- Parsonage Gardens Conservation Area, manchester.gov.uk, retrieved 24 February 2012
- Historic England, "Blackfriars Bridge (that Part in City of Manchester), Blackfriars Street (1279490)", National Heritage List for England, retrieved 24 February 2012
- Anon (1839), Reports of cases argued and determined in the Court of Queen's bench, S. Sweet
- Axon, William E. A. (1886), The Annals of Manchester, J. Heywood
- Aston, Joseph (1826), A Picture of Manchester, W. P. Aston
- Farrer, William; Brownbill, J. (1911), "The city and parish of Manchester: Introduction", A History of the County of Lancaster, british-history.ac.uk, 4, pp. 174–187
- Hartwell, Clare; Hyde, Matthew; Pevsner, Nikolaus (2004), Lancashire: Manchester and the South-East, Yale University Press, ISBN 0-300-10583-5
- Moule, Thomas; Westall, William (1834), The Landscape Album, Tilt
- Parkinson-Bailey, John J. (2000), Manchester: An Architectural History, Manchester University Press, ISBN 0-7190-5606-3
- Pole, William (1877), The Life of Sir William Fairbairn, Bart, Longmands, Green, and Co
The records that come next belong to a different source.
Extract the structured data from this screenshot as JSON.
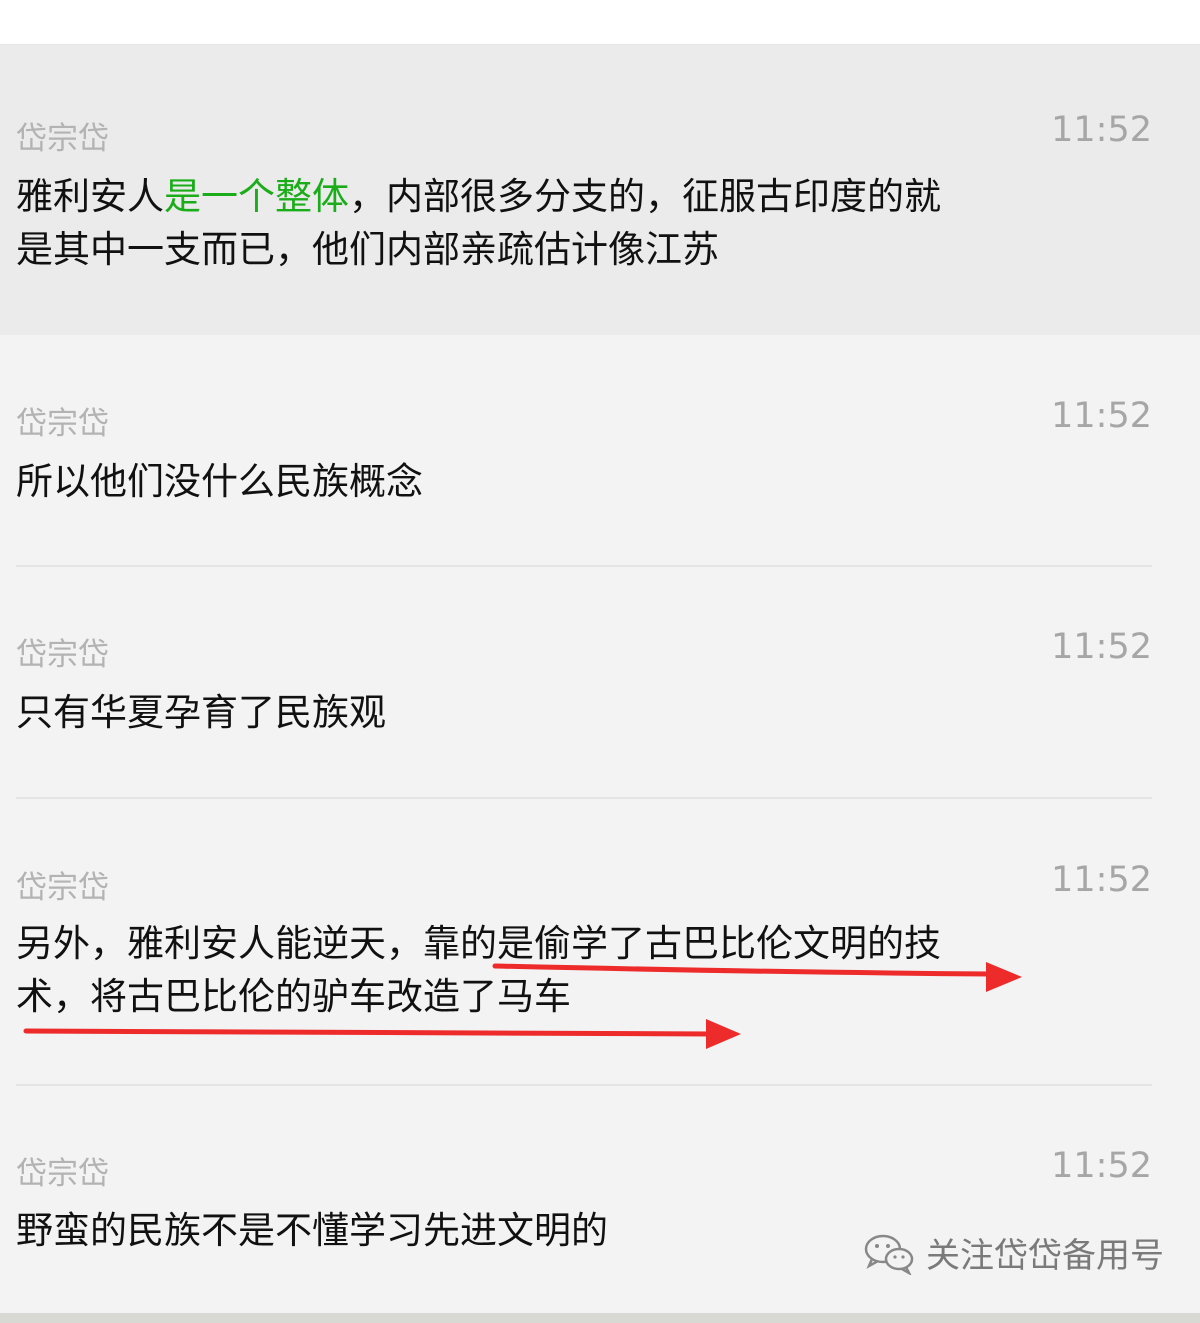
{
  "messages": [
    {
      "sender": "岱宗岱",
      "time": "11:52",
      "text_a": "雅利安人",
      "text_b": "是一个整体",
      "text_c": "，内部很多分支的，征服古印度的就是其中一支而已，他们内部亲疏估计像江苏"
    },
    {
      "sender": "岱宗岱",
      "time": "11:52",
      "text": "所以他们没什么民族概念"
    },
    {
      "sender": "岱宗岱",
      "time": "11:52",
      "text": "只有华夏孕育了民族观"
    },
    {
      "sender": "岱宗岱",
      "time": "11:52",
      "text": "另外，雅利安人能逆天，靠的是偷学了古巴比伦文明的技术，将古巴比伦的驴车改造了马车"
    },
    {
      "sender": "岱宗岱",
      "time": "11:52",
      "text": "野蛮的民族不是不懂学习先进文明的"
    }
  ],
  "watermark": {
    "text": "关注岱岱备用号",
    "icon": "wechat-icon"
  },
  "colors": {
    "highlight": "#1aad19",
    "annotation": "#ee2b2b"
  }
}
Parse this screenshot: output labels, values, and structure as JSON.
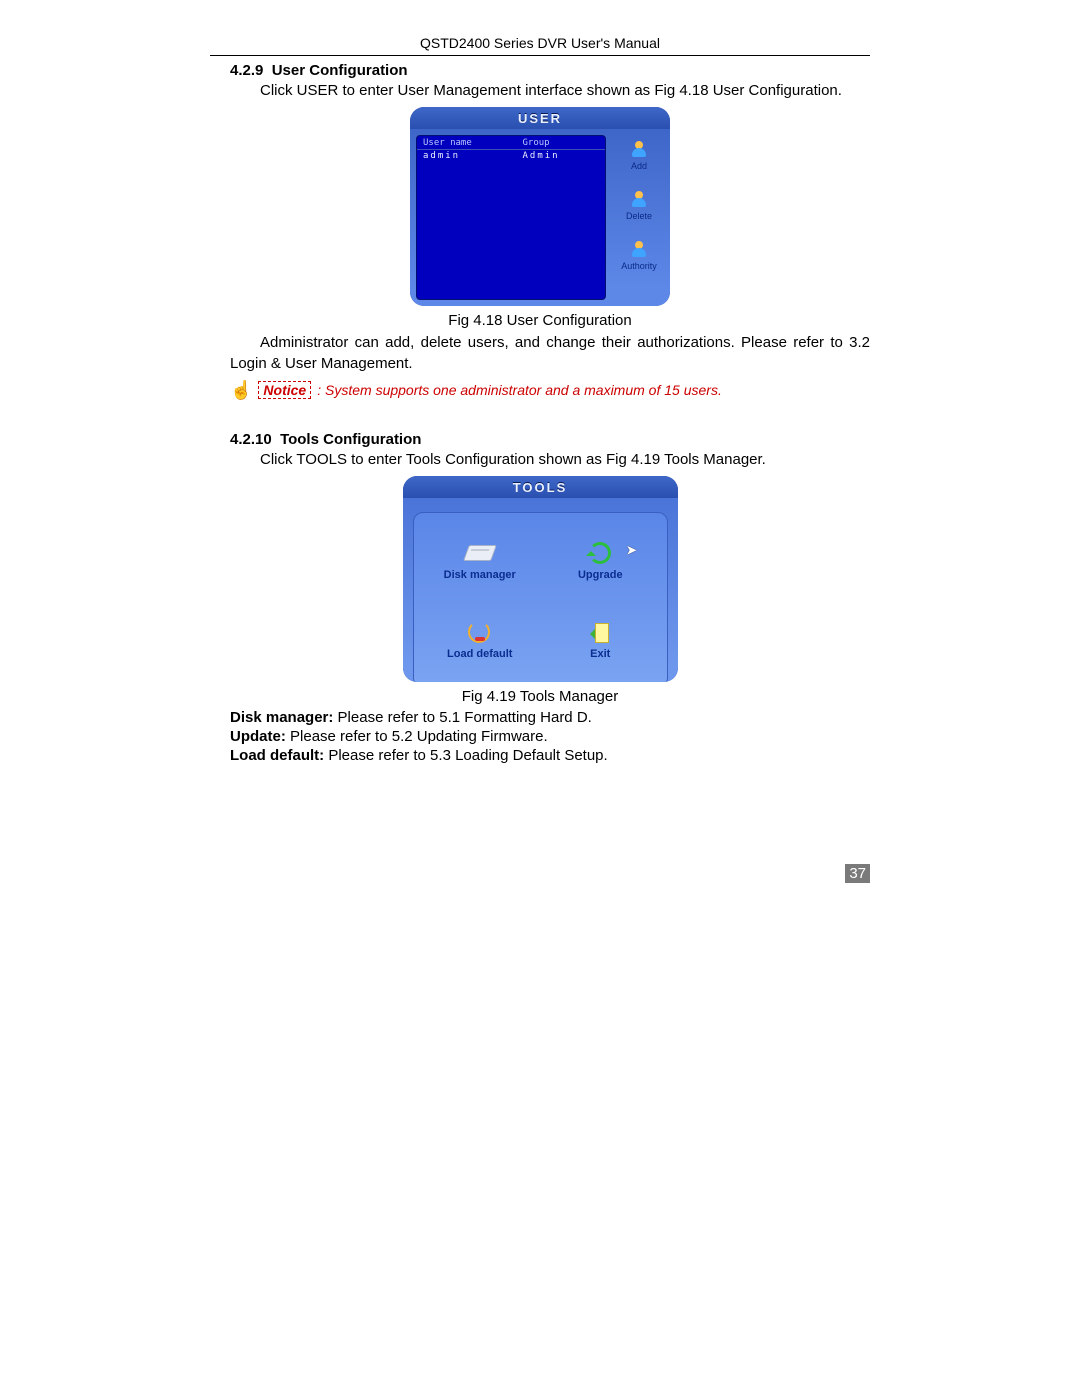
{
  "header": "QSTD2400 Series DVR User's Manual",
  "s1": {
    "num": "4.2.9",
    "title": "User Configuration",
    "p1": "Click USER to enter User Management interface shown as Fig 4.18 User Configuration.",
    "caption": "Fig 4.18 User Configuration",
    "p2": "Administrator can add, delete users, and change their authorizations. Please refer to 3.2 Login & User Management.",
    "notice_label": "Notice",
    "notice_text": ": System supports one administrator and a maximum of 15 users."
  },
  "user_window": {
    "title": "USER",
    "cols": {
      "user": "User name",
      "group": "Group"
    },
    "rows": [
      {
        "user": "admin",
        "group": "Admin"
      }
    ],
    "buttons": {
      "add": "Add",
      "delete": "Delete",
      "authority": "Authority"
    }
  },
  "s2": {
    "num": "4.2.10",
    "title": "Tools Configuration",
    "p1": "Click TOOLS to enter Tools Configuration shown as Fig 4.19 Tools Manager.",
    "caption": "Fig 4.19 Tools Manager"
  },
  "tools_window": {
    "title": "TOOLS",
    "items": {
      "disk": "Disk manager",
      "upgrade": "Upgrade",
      "default": "Load default",
      "exit": "Exit"
    }
  },
  "refs": {
    "disk_b": "Disk manager:",
    "disk_t": " Please refer to 5.1 Formatting Hard D.",
    "upd_b": "Update:",
    "upd_t": " Please refer to 5.2 Updating Firmware.",
    "def_b": "Load default:",
    "def_t": " Please refer to 5.3 Loading Default Setup."
  },
  "page_number": "37"
}
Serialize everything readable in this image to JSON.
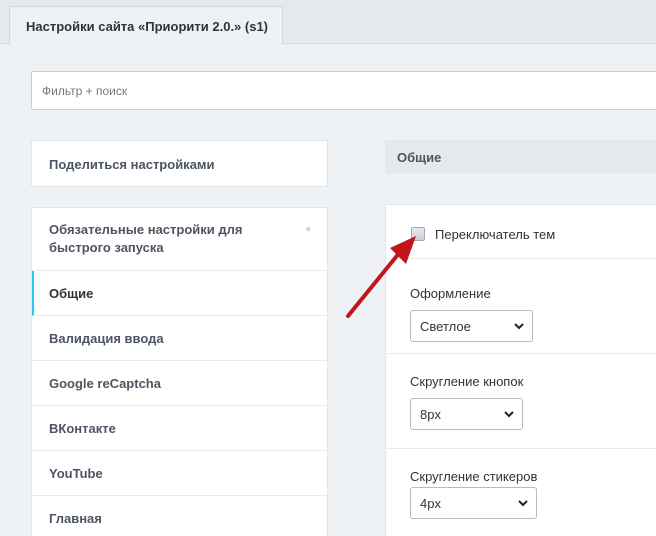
{
  "tab": {
    "title": "Настройки сайта «Приорити 2.0.» (s1)"
  },
  "filter": {
    "placeholder": "Фильтр + поиск"
  },
  "share_label": "Поделиться настройками",
  "menu": {
    "items": [
      {
        "label": "Обязательные настройки для быстрого запуска",
        "marker": "*"
      },
      {
        "label": "Общие"
      },
      {
        "label": "Валидация ввода"
      },
      {
        "label": "Google reCaptcha"
      },
      {
        "label": "ВКонтакте"
      },
      {
        "label": "YouTube"
      },
      {
        "label": "Главная"
      }
    ]
  },
  "section": {
    "title": "Общие"
  },
  "settings": {
    "theme_switch": {
      "label": "Переключатель тем",
      "checked": false
    },
    "appearance": {
      "label": "Оформление",
      "value": "Светлое"
    },
    "button_radius": {
      "label": "Скругление кнопок",
      "value": "8px"
    },
    "sticker_radius": {
      "label": "Скругление стикеров",
      "value": "4px"
    }
  },
  "colors": {
    "accent": "#2fc6f6",
    "annotation_arrow": "#c0161c"
  }
}
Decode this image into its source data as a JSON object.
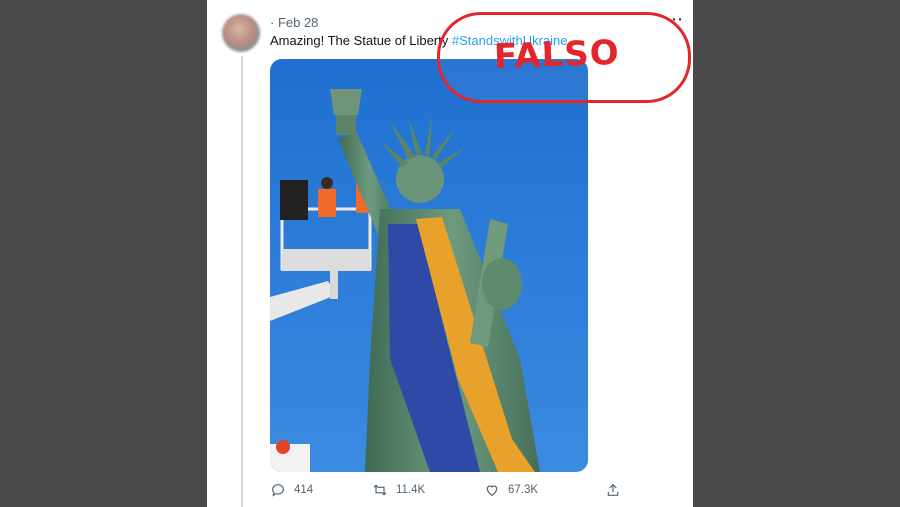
{
  "tweet": {
    "timestamp": "· Feb 28",
    "text": "Amazing! The Statue of Liberty ",
    "hashtag": "#StandswithUkraine",
    "more_icon": "more-dots-icon"
  },
  "actions": {
    "reply_count": "414",
    "retweet_count": "11.4K",
    "like_count": "67.3K",
    "icons": [
      "reply-icon",
      "retweet-icon",
      "like-icon",
      "share-icon"
    ]
  },
  "stamp": {
    "label": "FALSO",
    "color": "#e2262c"
  },
  "colors": {
    "accent": "#1d9bf0",
    "sky": "#2f7fd6",
    "statue": "#5c8a70",
    "flag_blue": "#2e4aa6",
    "flag_yellow": "#e8a12a"
  }
}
- Smiles, Samuel (2006), Industrial Biography, Echo Library, ISBN 1-4068-0580-7